> **What you should do**
Repeat all of the records verbatim.

> **The input**
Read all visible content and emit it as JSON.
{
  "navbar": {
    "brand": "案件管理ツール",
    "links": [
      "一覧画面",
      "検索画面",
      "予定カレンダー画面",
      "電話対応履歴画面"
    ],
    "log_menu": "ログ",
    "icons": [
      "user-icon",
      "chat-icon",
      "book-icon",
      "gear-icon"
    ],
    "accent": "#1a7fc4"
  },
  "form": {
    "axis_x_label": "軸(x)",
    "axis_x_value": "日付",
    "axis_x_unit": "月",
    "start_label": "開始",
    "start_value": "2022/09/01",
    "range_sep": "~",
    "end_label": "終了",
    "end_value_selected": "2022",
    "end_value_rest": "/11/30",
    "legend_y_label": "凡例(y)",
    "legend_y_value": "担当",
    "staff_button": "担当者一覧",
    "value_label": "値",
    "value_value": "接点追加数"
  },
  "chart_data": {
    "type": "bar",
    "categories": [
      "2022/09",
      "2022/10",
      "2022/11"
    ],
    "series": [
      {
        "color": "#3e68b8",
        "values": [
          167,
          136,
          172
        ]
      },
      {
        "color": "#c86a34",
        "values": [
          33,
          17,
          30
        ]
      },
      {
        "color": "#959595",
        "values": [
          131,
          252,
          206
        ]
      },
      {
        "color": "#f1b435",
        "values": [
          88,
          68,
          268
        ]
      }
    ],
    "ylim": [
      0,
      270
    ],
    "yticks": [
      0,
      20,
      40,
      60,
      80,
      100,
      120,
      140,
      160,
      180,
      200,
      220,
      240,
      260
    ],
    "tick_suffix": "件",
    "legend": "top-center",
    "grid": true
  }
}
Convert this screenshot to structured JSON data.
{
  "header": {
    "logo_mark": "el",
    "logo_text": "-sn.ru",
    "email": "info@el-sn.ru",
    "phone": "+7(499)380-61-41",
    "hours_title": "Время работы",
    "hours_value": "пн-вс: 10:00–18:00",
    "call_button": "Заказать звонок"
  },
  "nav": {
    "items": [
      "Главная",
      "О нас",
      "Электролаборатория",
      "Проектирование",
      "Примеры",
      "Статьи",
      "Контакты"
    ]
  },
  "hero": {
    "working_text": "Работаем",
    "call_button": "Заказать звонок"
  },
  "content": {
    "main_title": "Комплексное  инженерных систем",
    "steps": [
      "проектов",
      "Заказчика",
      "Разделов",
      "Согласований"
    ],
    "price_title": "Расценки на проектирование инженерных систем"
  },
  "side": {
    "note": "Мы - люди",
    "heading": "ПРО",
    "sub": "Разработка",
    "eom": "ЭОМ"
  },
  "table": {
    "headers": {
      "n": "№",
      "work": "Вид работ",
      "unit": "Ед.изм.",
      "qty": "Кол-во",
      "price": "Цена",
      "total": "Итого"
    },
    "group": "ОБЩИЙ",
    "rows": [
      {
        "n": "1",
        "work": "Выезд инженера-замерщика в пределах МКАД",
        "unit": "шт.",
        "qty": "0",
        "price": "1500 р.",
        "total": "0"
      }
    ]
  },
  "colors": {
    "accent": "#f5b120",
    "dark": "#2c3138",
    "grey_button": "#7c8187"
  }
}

> **Response area**
Read all visible content and emit it as JSON.
{
  "navbar": {
    "brand": "案件管理ツール",
    "links": [
      "一覧画面",
      "検索画面",
      "予定カレンダー画面",
      "電話対応履歴画面"
    ],
    "log_menu": "ログ",
    "icons": [
      "user-icon",
      "chat-icon",
      "book-icon",
      "gear-icon"
    ],
    "accent": "#1a7fc4"
  },
  "form": {
    "axis_x_label": "軸(x)",
    "axis_x_value": "日付",
    "axis_x_unit": "月",
    "start_label": "開始",
    "start_value": "2022/09/01",
    "range_sep": "~",
    "end_label": "終了",
    "end_value_selected": "2022",
    "end_value_rest": "/11/30",
    "legend_y_label": "凡例(y)",
    "legend_y_value": "担当",
    "staff_button": "担当者一覧",
    "value_label": "値",
    "value_value": "接点追加数"
  },
  "chart_data": {
    "type": "bar",
    "categories": [
      "2022/09",
      "2022/10",
      "2022/11"
    ],
    "series": [
      {
        "color": "#3e68b8",
        "values": [
          167,
          136,
          172
        ]
      },
      {
        "color": "#c86a34",
        "values": [
          33,
          17,
          30
        ]
      },
      {
        "color": "#959595",
        "values": [
          131,
          252,
          206
        ]
      },
      {
        "color": "#f1b435",
        "values": [
          88,
          68,
          268
        ]
      }
    ],
    "ylim": [
      0,
      270
    ],
    "yticks": [
      0,
      20,
      40,
      60,
      80,
      100,
      120,
      140,
      160,
      180,
      200,
      220,
      240,
      260
    ],
    "tick_suffix": "件",
    "legend": "top-center",
    "grid": true
  }
}
Convert this screenshot to structured JSON data.
{
  "header": {
    "logo_mark": "el",
    "logo_text": "-sn.ru",
    "email": "info@el-sn.ru",
    "phone": "+7(499)380-61-41",
    "hours_title": "Время работы",
    "hours_value": "пн-вс: 10:00–18:00",
    "call_button": "Заказать звонок"
  },
  "nav": {
    "items": [
      "Главная",
      "О нас",
      "Электролаборатория",
      "Проектирование",
      "Примеры",
      "Статьи",
      "Контакты"
    ]
  },
  "hero": {
    "working_text": "Работаем",
    "call_button": "Заказать звонок"
  },
  "content": {
    "main_title": "Комплексное  инженерных систем",
    "steps": [
      "проектов",
      "Заказчика",
      "Разделов",
      "Согласований"
    ],
    "price_title": "Расценки на проектирование инженерных систем"
  },
  "side": {
    "note": "Мы - люди",
    "heading": "ПРО",
    "sub": "Разработка",
    "eom": "ЭОМ"
  },
  "table": {
    "headers": {
      "n": "№",
      "work": "Вид работ",
      "unit": "Ед.изм.",
      "qty": "Кол-во",
      "price": "Цена",
      "total": "Итого"
    },
    "group": "ОБЩИЙ",
    "rows": [
      {
        "n": "1",
        "work": "Выезд инженера-замерщика в пределах МКАД",
        "unit": "шт.",
        "qty": "0",
        "price": "1500 р.",
        "total": "0"
      }
    ]
  },
  "colors": {
    "accent": "#f5b120",
    "dark": "#2c3138",
    "grey_button": "#7c8187"
  }
}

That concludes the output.